Translation:My eyes have not seen that.
"My eyes have not seen that"? Really? I'm curious, would anyone actually use this expression in Spanish, as opposed to simply "No he visto eso"? It sounds like something from the King James version of the Bible.
It sounds the same way in Spanish XD Maybe in a novel or something similar, but definetely not something we say in daily conversation.
Why not LOS OJOS ? I have seen many examples of OJOS(eyes) used with the article "LOS." Why is this above sample sample different? And when do I use MIS vs. LOS? Thanks
I am not positive, but if it did not say 'mis ojos' we would not know who didn't see.

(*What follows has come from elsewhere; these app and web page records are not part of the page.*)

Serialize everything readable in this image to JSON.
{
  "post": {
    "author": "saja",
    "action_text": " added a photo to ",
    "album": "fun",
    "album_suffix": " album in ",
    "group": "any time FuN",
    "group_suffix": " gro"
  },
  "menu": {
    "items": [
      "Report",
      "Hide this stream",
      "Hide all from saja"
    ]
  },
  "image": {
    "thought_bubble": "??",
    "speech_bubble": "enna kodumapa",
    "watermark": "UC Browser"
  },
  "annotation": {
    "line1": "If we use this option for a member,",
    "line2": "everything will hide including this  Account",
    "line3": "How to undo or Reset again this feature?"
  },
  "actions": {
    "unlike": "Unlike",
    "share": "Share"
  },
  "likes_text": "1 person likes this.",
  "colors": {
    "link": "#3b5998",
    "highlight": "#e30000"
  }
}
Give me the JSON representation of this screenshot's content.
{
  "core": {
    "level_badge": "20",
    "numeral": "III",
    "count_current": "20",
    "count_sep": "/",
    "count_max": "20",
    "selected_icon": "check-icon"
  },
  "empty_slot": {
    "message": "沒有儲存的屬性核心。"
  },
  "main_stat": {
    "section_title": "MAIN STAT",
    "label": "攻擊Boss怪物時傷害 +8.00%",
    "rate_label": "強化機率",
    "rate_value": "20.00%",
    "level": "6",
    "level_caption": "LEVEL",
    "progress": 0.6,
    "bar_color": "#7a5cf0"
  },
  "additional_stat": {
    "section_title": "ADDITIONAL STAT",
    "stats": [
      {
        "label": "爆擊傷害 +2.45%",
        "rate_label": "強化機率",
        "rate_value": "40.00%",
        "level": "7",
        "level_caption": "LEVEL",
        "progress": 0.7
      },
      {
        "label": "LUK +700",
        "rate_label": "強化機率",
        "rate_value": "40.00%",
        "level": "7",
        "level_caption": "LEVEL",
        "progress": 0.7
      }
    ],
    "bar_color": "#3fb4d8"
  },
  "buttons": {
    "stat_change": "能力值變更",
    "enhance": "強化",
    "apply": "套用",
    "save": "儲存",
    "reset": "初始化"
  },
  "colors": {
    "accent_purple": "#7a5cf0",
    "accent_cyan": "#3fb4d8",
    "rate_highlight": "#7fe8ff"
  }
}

My theory: It can be LOS OJOS (the eyes). But in this sentence, it's MIS OJOS (my eyes).
I'm also curious as to why the possessive is used in this sentence. what I learned from my Spanish professor is that in Spanish body parts are always referred to as "los" versus "mis". maybe it's a regional thing.
I'm not totally sure, but I'm assuming (like aboyer02 above) that since it's more of an abstract sentence, it's not referring to the actual anatomy of the person talking.
I think it's talking more about a visual experience (such as looking at earth from space), rather than seeing something in the literal sense (in which case it would refer to the actual function of eyes).
So, since this sentence seems to be talking about personal experience, it's only natural that they would use the possessive "mis."
This was a long-winded answer and it could be totally incorrect, but it's my theory. :) Hope it helps!
Not using the possessive with body parts is more of a guideline than a fixed rule. In this sentence, it was necessary to use the possessive to identify who's eyes are being talked about.
The situations where the possessive is not used often have an indirect object pronoun elsewhere in the sentence which indicates the person being affected. Example:
Me duelen los ojos. --- My eyes hurt.
Le duelen los ojos. --- His / her eyes hurt.
Te duelen los ojos. --- Your eyes hurt.
It is a nice, perhaps lyrical phrase though. Also I can imagine a couple of football (soccer) pedants discussing whether it was hand ball or not in the penalty area.